In what can only be described as the drug industries’ version of the shell game, over the past three decades the manufacturers of fertility drugs have demonstrated with exquisite skill that what you don’t see may as well not exist.
In 1972 it was reported in a scientific journal that in a combined study involving Clomid (clomiphene citrate) and Pergonal (human menopausal gonadotropin/hMG), there was twice the expected frequency of Down syndrome in the offspring of women using those drugs. The subject birth defect, which is usually caused by an abnormal chromosome (trisomy 21) in older women, could not be attributed to the average age of the study populations.

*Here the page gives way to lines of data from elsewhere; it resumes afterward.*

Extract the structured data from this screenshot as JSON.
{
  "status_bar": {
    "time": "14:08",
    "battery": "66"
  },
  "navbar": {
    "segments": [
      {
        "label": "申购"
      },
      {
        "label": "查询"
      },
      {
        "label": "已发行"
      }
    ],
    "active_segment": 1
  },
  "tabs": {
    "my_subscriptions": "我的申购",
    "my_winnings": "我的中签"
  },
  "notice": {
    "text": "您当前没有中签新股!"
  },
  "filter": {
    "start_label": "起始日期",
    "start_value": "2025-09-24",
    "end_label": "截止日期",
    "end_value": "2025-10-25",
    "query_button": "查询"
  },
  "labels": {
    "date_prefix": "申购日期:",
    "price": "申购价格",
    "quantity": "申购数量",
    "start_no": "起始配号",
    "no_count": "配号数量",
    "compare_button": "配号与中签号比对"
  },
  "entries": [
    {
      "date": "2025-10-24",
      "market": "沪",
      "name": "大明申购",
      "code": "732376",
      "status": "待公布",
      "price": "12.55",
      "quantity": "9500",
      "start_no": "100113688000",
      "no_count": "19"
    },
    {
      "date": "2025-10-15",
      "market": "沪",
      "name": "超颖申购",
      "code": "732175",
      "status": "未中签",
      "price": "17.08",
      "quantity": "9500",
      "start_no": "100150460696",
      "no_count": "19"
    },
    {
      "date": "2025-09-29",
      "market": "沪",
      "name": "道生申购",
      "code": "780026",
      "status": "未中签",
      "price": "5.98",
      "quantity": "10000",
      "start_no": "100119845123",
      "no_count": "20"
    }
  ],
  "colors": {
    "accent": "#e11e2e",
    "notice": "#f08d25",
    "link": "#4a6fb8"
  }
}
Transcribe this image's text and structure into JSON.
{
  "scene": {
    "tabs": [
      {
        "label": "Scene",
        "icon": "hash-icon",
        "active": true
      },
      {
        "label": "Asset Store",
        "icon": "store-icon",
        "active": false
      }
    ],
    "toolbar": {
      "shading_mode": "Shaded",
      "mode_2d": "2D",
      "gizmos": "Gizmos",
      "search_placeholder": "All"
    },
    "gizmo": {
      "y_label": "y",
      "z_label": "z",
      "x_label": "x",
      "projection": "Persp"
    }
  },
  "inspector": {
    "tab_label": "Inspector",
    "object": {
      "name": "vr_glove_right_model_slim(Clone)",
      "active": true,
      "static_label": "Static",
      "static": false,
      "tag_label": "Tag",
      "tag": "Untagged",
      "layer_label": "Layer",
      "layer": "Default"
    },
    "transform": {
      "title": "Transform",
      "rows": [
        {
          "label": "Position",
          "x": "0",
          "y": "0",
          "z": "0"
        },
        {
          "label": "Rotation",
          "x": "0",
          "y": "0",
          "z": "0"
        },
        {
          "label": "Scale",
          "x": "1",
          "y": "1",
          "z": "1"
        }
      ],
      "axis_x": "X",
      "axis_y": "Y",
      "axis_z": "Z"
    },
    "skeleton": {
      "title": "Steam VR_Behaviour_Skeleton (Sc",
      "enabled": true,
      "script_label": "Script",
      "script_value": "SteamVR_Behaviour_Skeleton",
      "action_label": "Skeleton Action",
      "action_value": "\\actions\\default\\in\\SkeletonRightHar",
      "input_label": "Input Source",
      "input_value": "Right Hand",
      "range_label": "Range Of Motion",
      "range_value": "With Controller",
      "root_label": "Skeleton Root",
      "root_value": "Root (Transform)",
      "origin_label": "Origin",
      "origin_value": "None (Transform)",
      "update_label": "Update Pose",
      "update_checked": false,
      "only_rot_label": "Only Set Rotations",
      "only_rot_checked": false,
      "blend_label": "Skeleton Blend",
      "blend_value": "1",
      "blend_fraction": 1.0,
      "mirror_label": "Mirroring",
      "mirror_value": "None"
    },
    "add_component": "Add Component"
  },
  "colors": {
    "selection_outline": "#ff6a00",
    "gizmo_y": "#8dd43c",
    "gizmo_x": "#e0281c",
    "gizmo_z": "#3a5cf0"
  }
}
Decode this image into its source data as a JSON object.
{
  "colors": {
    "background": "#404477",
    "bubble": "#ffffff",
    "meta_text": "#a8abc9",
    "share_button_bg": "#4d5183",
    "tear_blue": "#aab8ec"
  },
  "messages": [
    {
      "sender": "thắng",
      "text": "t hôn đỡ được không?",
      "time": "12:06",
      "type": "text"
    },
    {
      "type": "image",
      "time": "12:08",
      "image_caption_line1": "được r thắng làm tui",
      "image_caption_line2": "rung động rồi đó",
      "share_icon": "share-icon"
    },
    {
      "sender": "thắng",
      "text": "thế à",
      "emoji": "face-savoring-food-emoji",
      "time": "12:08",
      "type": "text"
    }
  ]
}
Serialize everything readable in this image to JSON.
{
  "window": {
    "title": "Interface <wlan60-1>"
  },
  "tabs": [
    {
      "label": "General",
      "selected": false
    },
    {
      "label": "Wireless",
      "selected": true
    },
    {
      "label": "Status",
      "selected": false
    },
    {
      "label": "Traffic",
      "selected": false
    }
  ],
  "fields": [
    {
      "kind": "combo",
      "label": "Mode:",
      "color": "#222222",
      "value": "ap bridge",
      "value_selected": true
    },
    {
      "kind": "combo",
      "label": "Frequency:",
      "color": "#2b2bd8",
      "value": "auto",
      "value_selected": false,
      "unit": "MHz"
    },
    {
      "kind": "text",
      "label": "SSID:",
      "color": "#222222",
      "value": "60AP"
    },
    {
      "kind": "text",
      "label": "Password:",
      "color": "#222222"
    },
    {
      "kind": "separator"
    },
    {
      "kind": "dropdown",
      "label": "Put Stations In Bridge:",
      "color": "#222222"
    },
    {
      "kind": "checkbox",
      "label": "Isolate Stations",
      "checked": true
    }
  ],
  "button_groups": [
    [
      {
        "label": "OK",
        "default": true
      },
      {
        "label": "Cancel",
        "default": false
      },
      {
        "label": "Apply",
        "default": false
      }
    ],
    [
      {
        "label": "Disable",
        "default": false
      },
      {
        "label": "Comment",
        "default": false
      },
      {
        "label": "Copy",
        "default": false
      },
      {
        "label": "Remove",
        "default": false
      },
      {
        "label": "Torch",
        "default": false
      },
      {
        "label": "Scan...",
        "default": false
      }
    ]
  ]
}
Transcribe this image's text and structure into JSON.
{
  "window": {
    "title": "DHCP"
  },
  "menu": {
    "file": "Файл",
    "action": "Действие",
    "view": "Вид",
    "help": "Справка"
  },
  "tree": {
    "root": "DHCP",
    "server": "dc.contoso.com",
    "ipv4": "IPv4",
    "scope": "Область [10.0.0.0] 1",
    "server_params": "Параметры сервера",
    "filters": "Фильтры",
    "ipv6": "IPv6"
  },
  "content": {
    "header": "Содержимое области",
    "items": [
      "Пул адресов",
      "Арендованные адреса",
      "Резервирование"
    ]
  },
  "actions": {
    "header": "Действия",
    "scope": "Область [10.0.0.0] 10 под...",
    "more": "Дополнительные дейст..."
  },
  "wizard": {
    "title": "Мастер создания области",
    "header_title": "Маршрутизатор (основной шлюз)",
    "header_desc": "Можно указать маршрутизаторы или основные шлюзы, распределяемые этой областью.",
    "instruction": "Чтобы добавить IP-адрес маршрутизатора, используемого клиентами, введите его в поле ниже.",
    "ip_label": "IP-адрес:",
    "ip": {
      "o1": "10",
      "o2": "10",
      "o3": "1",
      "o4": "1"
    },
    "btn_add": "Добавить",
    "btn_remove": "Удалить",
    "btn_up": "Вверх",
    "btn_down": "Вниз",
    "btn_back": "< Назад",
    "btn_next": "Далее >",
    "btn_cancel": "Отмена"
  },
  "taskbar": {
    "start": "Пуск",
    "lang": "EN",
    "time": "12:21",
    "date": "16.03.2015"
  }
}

The following year, another published study concluded that there was an increased incidence of abnormal chromosomes in first trimester spontaneous abortions (miscarriages) in women conceiving with fertility drugs, including clomiphene and hMG, when compared to the general population and women who naturally conceived two or more cycles after using drugs to induce ovulation. In yet another published paper during the same year (1973), scientists described a study establishing that clomiphene was capable of causing abnormal chromosomes in the endometrium (lining of the uterus) of women using the drug.
Yet, even though this evidence was presented to the FDA over 3 decades earlier, the current labeling (package inserts) for these drugs make absolutely no reference to these studies.
But it doesn’t stop there. In 1983, a scientific article appearing in the International Journal of Epidemiology, reported on a study in which they found a significant increase in the incidence of limb reduction defects (absence of limbs) following the use of fertility drugs, including clomiphene citrate. And beginning in late 1987, a series of published scientific studies began appearing in medical journals in which the researchers reported on an increased incidence of neural tube defects (NTDs) following use of fertility drugs, including their use during in vitro fertilization (IVF). An NTD results when the neural tube fails to fully close during the 4th week of pregnancy, leaving an open cranium (anencephaly) and/or spinal column (spina bifida). One scientist, after combining the results of 3 of these studies in a meta-analysis, stated that “the three studies, when combined, do indicate that the association between ovulation induction and NTD is real.” He calculated that the odds of the combined statistics (a 194 percent increased risk) occurring by chance was only 4 in a thousand (P = 0.004). In still another NTD study published in 1991, the authors commented that “these data (a 136 percent increased risk), combined with those previously published, indicate an association between stimulation of ovulation and increased rate of NTD.”
Yet, in spite of this knowledge, the FDA took no steps to insure that the users of fertility drugs and their doctors were aware of these studies. To the contrary, between 1967 and 1995, the Clomid package insert assured prescribing physicians that “no causative evidence of a deleterious effect of Clomid therapy on the human fetus (had) been seen.”
During the mid-1990s it was determined that NTDs and other specific congenital anomalies can occur when the early embryo is denied an adequate supply of cholesterol. In addition to being an important constituent of the human cell, it has been discovered that a gene (Sonic hedgehog/Shh), which dictates how certain organs are to form during early pregnancy, must bind with cholesterol to properly function. Absent a sufficient level of cholesterol, Shh cannot effectively communicate and malformations occur.
The discovery about the importance of cholesterol in the development of embryonic organs was a major breakthrough toward understanding how fertility drugs can malform a human embryo. Although not widely known, clomiphene citrate is a cholesterol inhibiting drug — it inhibits the function of an enzyme in the body that normally converts desmosterol to cholesterol. The suppression of cholesterol during the critical first few weeks of pregnancy can also occur as a consequence of another function of fertility drugs; namely, their demonstrated ability to significantly elevate normal levels of estrogen. It has been established that there is an inverse correlation between the level of estrogen and the level of cholesterol: the higher the estrogen, the lower the cholesterol.
A recent published study (January 2008) demonstrated this very subject. The researchers found that when women, who did not develop ovarian follicular cysts, were exposed to clomiphene during the first 2 months of pregnancy, they had a 350 percent increased risk of having a baby with a neural tube defect. However, if the fertility drug also caused the development of ovarian cysts — which contain high levels of estrogen — the incidence of NTDs shot even higher to a 540 percent increased risk. The authors concluded that when accompanied by follicular cysts, the “treatment with clomiphene may have a role in the genesis of NTD.” Although administered prior to conception, clomiphene can be biologically active up to 54 days after ingestion, and is thus present during early pregnancy in every woman who conceives during a treatment cycle.
The real tragedy about withholding this information from users of fertility drugs and their doctors is that there currently exists a simple means to substantially reduce or eliminate the risk of birth defects while continuing to take these drugs.